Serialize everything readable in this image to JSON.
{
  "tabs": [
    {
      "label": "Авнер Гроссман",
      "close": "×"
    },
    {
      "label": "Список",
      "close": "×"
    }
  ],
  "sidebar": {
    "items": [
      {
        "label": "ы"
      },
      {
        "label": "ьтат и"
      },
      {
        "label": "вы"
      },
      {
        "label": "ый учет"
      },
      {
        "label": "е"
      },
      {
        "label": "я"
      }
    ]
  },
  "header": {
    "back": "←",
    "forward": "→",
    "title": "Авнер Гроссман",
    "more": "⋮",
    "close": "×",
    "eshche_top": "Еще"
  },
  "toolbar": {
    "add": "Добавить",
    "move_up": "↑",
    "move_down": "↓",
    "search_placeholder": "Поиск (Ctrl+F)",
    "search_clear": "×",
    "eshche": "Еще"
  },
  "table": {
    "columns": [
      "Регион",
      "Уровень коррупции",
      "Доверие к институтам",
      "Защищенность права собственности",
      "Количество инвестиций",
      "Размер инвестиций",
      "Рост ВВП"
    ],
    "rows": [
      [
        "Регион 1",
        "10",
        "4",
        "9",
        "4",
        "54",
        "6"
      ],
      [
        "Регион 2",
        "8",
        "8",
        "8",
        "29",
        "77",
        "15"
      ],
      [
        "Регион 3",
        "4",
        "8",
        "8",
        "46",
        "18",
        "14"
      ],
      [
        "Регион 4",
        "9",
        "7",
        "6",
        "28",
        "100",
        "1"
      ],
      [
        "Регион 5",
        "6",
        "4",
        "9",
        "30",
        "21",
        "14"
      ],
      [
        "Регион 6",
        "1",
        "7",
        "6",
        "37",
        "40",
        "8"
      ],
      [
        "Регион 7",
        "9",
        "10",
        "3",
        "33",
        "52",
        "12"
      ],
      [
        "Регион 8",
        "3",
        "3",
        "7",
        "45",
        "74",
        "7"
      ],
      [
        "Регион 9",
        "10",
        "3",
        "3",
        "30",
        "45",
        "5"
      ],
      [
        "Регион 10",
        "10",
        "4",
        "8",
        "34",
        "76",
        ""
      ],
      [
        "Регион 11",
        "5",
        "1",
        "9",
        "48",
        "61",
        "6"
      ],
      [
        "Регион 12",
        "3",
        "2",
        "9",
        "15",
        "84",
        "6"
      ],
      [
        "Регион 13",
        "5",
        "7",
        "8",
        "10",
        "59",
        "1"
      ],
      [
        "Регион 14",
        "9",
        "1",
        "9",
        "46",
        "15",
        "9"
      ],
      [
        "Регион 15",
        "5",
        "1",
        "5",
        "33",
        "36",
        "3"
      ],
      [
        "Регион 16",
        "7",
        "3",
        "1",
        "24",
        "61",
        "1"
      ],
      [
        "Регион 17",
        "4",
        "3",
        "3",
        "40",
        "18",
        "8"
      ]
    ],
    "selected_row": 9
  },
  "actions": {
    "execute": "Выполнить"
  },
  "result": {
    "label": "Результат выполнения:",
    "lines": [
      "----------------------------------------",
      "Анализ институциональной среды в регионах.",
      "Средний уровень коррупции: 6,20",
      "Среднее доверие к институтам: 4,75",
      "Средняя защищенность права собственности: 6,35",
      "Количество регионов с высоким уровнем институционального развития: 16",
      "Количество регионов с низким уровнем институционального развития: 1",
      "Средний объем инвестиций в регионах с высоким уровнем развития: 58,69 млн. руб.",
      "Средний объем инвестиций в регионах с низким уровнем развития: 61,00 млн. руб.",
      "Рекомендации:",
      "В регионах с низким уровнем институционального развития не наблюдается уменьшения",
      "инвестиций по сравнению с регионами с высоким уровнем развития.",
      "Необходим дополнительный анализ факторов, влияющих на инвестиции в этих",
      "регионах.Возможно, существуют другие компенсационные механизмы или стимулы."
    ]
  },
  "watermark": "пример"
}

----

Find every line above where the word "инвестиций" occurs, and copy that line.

* **REPLY TO THE TASK**
      "Количество инвестиций",
      "Размер инвестиций",
      "Средний объем инвестиций в регионах с высоким уровнем развития: 58,69 млн. руб.",
      "Средний объем инвестиций в регионах с низким уровнем развития: 61,00 млн. руб.",
      "инвестиций по сравнению с регионами с высоким уровнем развития.",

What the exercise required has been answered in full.